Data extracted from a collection

⟨

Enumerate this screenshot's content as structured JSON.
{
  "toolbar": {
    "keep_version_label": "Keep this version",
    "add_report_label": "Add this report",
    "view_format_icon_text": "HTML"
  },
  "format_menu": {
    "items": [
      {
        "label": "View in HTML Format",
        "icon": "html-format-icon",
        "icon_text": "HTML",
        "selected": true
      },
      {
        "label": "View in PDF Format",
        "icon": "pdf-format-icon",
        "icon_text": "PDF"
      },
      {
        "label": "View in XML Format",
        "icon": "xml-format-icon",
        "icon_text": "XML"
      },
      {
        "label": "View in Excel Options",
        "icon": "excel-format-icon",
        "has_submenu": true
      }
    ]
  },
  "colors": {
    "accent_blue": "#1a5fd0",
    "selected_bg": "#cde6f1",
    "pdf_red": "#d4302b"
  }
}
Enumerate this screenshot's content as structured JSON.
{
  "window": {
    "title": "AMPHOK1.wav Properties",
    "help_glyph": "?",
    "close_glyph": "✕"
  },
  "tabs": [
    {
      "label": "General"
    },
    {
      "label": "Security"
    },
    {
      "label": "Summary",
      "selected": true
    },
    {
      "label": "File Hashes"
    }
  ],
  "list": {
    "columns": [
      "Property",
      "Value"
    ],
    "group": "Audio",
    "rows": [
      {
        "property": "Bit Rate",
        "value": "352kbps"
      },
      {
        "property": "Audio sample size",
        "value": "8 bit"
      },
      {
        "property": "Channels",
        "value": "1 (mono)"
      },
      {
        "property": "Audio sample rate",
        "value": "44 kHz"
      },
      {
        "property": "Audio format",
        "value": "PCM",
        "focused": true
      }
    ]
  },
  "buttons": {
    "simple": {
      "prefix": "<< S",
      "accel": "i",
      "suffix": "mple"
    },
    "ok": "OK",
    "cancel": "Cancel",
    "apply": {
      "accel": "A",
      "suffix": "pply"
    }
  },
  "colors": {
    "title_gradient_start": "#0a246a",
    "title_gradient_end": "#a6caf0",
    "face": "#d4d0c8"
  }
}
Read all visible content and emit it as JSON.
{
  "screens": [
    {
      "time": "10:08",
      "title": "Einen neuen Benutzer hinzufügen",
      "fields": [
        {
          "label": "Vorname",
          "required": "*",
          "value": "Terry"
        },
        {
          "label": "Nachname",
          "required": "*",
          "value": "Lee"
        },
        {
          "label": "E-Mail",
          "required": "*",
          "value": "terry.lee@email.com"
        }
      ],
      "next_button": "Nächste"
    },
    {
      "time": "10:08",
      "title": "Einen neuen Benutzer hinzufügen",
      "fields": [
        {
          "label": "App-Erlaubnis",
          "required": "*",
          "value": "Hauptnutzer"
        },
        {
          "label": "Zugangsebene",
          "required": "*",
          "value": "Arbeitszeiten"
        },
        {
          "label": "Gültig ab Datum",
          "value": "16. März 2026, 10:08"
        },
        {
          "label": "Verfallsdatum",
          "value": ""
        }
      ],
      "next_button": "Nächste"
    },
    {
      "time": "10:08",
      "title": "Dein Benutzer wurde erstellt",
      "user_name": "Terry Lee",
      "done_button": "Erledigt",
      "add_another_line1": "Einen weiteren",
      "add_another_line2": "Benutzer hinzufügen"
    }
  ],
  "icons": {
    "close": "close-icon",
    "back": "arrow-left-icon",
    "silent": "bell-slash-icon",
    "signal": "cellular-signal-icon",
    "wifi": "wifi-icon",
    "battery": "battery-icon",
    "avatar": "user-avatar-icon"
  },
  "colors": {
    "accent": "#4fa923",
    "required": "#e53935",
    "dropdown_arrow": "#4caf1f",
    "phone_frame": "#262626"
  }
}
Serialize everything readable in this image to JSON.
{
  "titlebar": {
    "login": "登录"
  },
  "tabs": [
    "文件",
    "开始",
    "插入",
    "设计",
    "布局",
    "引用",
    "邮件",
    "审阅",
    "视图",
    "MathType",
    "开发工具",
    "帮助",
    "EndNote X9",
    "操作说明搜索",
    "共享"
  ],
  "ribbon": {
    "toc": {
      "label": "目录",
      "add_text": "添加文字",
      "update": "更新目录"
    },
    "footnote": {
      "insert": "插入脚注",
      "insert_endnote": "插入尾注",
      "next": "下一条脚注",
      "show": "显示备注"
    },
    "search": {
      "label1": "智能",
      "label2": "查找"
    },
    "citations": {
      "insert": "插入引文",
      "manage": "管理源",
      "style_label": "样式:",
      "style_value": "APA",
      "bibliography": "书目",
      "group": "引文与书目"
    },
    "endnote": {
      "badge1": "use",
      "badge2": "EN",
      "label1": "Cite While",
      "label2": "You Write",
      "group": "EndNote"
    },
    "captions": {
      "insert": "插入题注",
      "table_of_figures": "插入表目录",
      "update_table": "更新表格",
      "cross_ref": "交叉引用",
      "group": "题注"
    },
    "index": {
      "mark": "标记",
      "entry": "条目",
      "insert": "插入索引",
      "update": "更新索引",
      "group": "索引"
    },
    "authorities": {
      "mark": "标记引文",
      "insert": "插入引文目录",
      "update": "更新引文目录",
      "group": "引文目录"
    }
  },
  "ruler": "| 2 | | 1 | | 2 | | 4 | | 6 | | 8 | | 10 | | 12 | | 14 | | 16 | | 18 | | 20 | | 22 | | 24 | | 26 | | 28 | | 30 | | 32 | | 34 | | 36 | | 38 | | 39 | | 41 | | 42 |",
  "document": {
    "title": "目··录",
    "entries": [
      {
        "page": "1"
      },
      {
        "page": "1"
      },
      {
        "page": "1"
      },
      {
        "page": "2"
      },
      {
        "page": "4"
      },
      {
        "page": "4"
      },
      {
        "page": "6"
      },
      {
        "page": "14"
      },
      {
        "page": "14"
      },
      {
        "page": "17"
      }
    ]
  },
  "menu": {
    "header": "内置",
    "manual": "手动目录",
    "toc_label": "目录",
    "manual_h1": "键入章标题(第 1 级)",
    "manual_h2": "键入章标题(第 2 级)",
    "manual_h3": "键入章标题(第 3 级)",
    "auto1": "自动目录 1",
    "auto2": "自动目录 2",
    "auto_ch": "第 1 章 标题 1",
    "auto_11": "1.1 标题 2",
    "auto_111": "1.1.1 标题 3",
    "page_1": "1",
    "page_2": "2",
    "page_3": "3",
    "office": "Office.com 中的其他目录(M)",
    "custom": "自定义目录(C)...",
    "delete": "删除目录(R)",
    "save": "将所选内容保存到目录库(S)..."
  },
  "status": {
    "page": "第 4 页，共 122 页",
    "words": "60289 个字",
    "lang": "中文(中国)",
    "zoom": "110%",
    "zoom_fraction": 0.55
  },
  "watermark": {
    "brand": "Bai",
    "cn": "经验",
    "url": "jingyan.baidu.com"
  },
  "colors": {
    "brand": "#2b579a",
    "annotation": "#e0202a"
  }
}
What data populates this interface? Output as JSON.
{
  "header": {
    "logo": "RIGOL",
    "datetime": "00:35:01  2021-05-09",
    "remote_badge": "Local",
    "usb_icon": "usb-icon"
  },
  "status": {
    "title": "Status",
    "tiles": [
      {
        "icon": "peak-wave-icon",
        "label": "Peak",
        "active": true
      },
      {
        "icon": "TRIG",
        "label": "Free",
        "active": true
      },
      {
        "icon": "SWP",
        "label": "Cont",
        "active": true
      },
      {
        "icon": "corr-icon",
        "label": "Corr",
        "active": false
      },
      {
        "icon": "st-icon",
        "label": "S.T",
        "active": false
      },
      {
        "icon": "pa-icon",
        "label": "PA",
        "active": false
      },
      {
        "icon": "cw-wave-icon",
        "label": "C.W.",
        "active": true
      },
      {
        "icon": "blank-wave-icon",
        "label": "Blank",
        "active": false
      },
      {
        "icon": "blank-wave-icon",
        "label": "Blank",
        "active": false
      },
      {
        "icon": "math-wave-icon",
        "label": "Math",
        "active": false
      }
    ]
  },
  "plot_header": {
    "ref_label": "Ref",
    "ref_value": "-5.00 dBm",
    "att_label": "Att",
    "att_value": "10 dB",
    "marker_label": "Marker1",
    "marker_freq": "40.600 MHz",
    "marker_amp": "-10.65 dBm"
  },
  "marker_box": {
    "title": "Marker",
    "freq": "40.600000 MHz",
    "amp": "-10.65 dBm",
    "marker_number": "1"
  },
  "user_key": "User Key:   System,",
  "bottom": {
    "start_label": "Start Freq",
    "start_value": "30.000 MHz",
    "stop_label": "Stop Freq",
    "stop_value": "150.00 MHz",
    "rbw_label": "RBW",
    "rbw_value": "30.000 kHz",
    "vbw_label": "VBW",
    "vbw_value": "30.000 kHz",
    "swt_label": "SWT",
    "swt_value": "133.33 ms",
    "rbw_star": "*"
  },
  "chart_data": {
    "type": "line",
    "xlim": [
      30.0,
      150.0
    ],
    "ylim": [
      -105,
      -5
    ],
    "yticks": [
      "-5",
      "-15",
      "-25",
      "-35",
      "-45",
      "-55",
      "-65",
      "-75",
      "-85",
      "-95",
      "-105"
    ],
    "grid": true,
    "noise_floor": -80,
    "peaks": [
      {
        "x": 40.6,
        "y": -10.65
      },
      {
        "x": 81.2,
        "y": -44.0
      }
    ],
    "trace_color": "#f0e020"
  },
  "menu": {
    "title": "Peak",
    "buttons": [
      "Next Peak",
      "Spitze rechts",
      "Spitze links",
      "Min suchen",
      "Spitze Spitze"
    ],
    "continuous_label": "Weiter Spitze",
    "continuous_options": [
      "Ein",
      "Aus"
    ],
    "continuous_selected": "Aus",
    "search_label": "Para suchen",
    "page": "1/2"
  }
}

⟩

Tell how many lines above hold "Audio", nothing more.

4